When it comes to relating to those with disabilities or special needs, we often see only what’s visible on the outside, which evokes our pity or the assumption that the person needs to be helped—physically, financially, or in some other way.

When that happens, it prevents us from seeing the person as an equal. The truth is that, whether we’re disabled or able-bodied, we’re all made in the image of God—and we all grapple with brokenness in different ways. They may express their desires, hopes, emotions differently from us, but what they seek isn’t always our help, but our acceptance and friendship, our recognition that they’re not that different from us. 

If we’re willing to enter into their world, we’ll find that we often have a lot to learn from them—whether it’s their courage, perseverance, determination in overcoming their physical limitations, their mental strength, or their dependence on God.

Remind them that God lovingly formed each of us in the womb (Psalm 139:13-26), and weakness is not a source of shame, but a way for us to depend more on Christ (1 Corinthians 1:27-29), and to see His glory displayed through our lives—and we may be amazed to see how their faith can strengthen ours.
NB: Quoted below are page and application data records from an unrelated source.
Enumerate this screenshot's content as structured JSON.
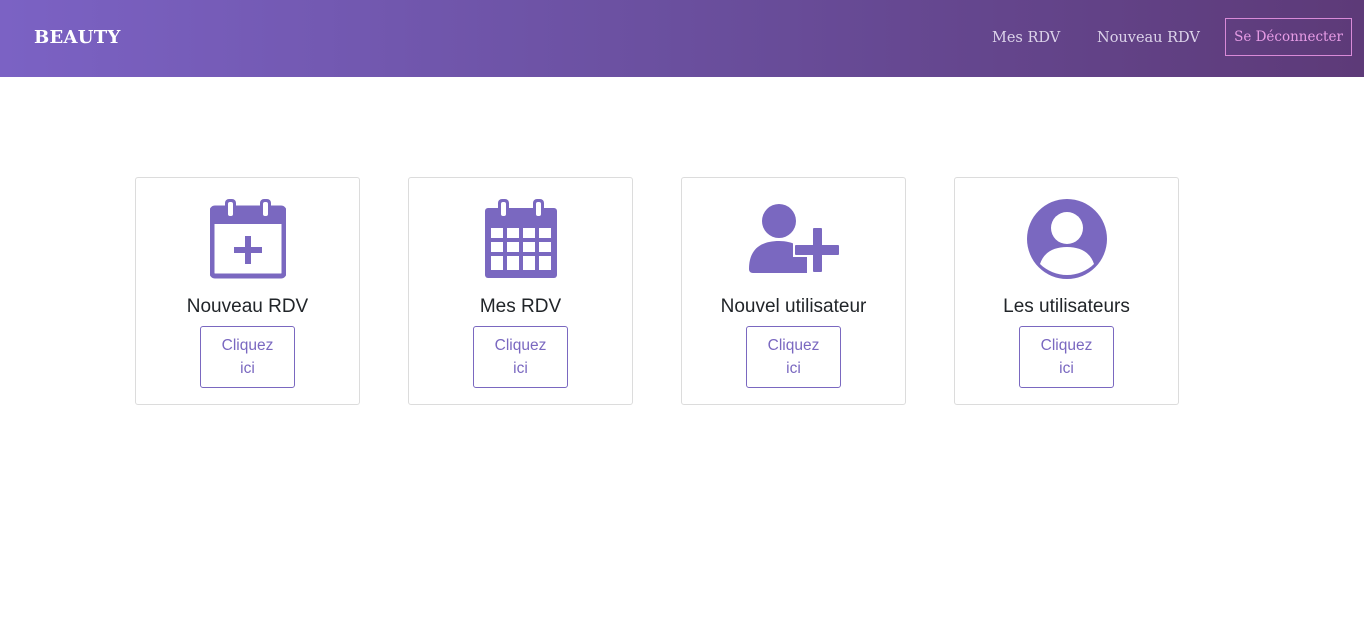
{
  "navbar": {
    "brand": "BEAUTY",
    "links": [
      {
        "label": "Mes RDV"
      },
      {
        "label": "Nouveau RDV"
      }
    ],
    "logout_label": "Se Déconnecter"
  },
  "cards": [
    {
      "title": "Nouveau RDV",
      "icon": "calendar-plus-icon",
      "button_line1": "Cliquez",
      "button_line2": "ici"
    },
    {
      "title": "Mes RDV",
      "icon": "calendar-grid-icon",
      "button_line1": "Cliquez",
      "button_line2": "ici"
    },
    {
      "title": "Nouvel utilisateur",
      "icon": "user-plus-icon",
      "button_line1": "Cliquez",
      "button_line2": "ici"
    },
    {
      "title": "Les utilisateurs",
      "icon": "user-circle-icon",
      "button_line1": "Cliquez",
      "button_line2": "ici"
    }
  ],
  "colors": {
    "accent": "#7a68c0",
    "navbar_start": "#7b62c4",
    "navbar_end": "#5d3a78",
    "logout_border": "#d98ad8"
  }
}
  • Look them in the eye and be willing to be the first to befriend them. 
  • Don’t assume we know what they need. 
  • Take time to understand and help them express themselves. 
  • Listen to their concerns.